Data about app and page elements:
=== Begin Enclosure ===
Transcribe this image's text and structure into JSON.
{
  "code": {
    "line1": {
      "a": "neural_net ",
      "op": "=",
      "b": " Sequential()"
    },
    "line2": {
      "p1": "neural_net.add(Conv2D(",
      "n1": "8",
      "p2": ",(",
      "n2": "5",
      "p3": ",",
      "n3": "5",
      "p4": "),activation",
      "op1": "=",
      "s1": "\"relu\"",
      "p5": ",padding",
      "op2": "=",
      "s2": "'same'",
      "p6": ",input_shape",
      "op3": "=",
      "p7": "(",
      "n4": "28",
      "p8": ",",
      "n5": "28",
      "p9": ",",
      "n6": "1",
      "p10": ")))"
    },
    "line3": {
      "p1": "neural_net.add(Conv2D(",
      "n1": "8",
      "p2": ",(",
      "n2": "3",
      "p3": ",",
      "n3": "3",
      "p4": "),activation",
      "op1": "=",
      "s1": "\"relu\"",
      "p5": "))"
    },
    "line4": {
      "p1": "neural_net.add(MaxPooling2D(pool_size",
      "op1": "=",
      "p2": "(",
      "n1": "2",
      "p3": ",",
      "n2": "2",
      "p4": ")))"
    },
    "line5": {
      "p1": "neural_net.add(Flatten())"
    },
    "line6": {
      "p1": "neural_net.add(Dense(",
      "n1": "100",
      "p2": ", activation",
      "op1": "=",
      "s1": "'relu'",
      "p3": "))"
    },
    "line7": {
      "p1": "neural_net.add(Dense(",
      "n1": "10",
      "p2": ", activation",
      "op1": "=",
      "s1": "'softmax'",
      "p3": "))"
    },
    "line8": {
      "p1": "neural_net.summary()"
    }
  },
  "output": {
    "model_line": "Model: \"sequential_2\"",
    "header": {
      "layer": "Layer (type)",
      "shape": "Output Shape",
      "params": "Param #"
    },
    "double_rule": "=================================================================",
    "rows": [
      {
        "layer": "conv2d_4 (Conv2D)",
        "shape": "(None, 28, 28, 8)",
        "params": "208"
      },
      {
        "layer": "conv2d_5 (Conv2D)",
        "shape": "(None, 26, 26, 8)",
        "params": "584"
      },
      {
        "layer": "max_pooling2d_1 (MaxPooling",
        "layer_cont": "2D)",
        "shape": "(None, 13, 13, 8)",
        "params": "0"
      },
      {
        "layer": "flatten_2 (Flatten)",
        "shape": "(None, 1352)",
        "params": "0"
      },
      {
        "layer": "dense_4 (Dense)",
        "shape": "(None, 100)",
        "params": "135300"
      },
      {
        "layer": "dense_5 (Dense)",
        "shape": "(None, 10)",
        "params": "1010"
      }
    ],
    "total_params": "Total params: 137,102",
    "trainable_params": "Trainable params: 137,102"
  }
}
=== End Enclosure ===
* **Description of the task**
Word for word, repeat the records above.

* **Exercise solution**
Transcribe this image's text and structure into JSON.
{
  "code": {
    "line1": {
      "a": "neural_net ",
      "op": "=",
      "b": " Sequential()"
    },
    "line2": {
      "p1": "neural_net.add(Conv2D(",
      "n1": "8",
      "p2": ",(",
      "n2": "5",
      "p3": ",",
      "n3": "5",
      "p4": "),activation",
      "op1": "=",
      "s1": "\"relu\"",
      "p5": ",padding",
      "op2": "=",
      "s2": "'same'",
      "p6": ",input_shape",
      "op3": "=",
      "p7": "(",
      "n4": "28",
      "p8": ",",
      "n5": "28",
      "p9": ",",
      "n6": "1",
      "p10": ")))"
    },
    "line3": {
      "p1": "neural_net.add(Conv2D(",
      "n1": "8",
      "p2": ",(",
      "n2": "3",
      "p3": ",",
      "n3": "3",
      "p4": "),activation",
      "op1": "=",
      "s1": "\"relu\"",
      "p5": "))"
    },
    "line4": {
      "p1": "neural_net.add(MaxPooling2D(pool_size",
      "op1": "=",
      "p2": "(",
      "n1": "2",
      "p3": ",",
      "n2": "2",
      "p4": ")))"
    },
    "line5": {
      "p1": "neural_net.add(Flatten())"
    },
    "line6": {
      "p1": "neural_net.add(Dense(",
      "n1": "100",
      "p2": ", activation",
      "op1": "=",
      "s1": "'relu'",
      "p3": "))"
    },
    "line7": {
      "p1": "neural_net.add(Dense(",
      "n1": "10",
      "p2": ", activation",
      "op1": "=",
      "s1": "'softmax'",
      "p3": "))"
    },
    "line8": {
      "p1": "neural_net.summary()"
    }
  },
  "output": {
    "model_line": "Model: \"sequential_2\"",
    "header": {
      "layer": "Layer (type)",
      "shape": "Output Shape",
      "params": "Param #"
    },
    "double_rule": "=================================================================",
    "rows": [
      {
        "layer": "conv2d_4 (Conv2D)",
        "shape": "(None, 28, 28, 8)",
        "params": "208"
      },
      {
        "layer": "conv2d_5 (Conv2D)",
        "shape": "(None, 26, 26, 8)",
        "params": "584"
      },
      {
        "layer": "max_pooling2d_1 (MaxPooling",
        "layer_cont": "2D)",
        "shape": "(None, 13, 13, 8)",
        "params": "0"
      },
      {
        "layer": "flatten_2 (Flatten)",
        "shape": "(None, 1352)",
        "params": "0"
      },
      {
        "layer": "dense_4 (Dense)",
        "shape": "(None, 100)",
        "params": "135300"
      },
      {
        "layer": "dense_5 (Dense)",
        "shape": "(None, 10)",
        "params": "1010"
      }
    ],
    "total_params": "Total params: 137,102",
    "trainable_params": "Trainable params: 137,102"
  }
}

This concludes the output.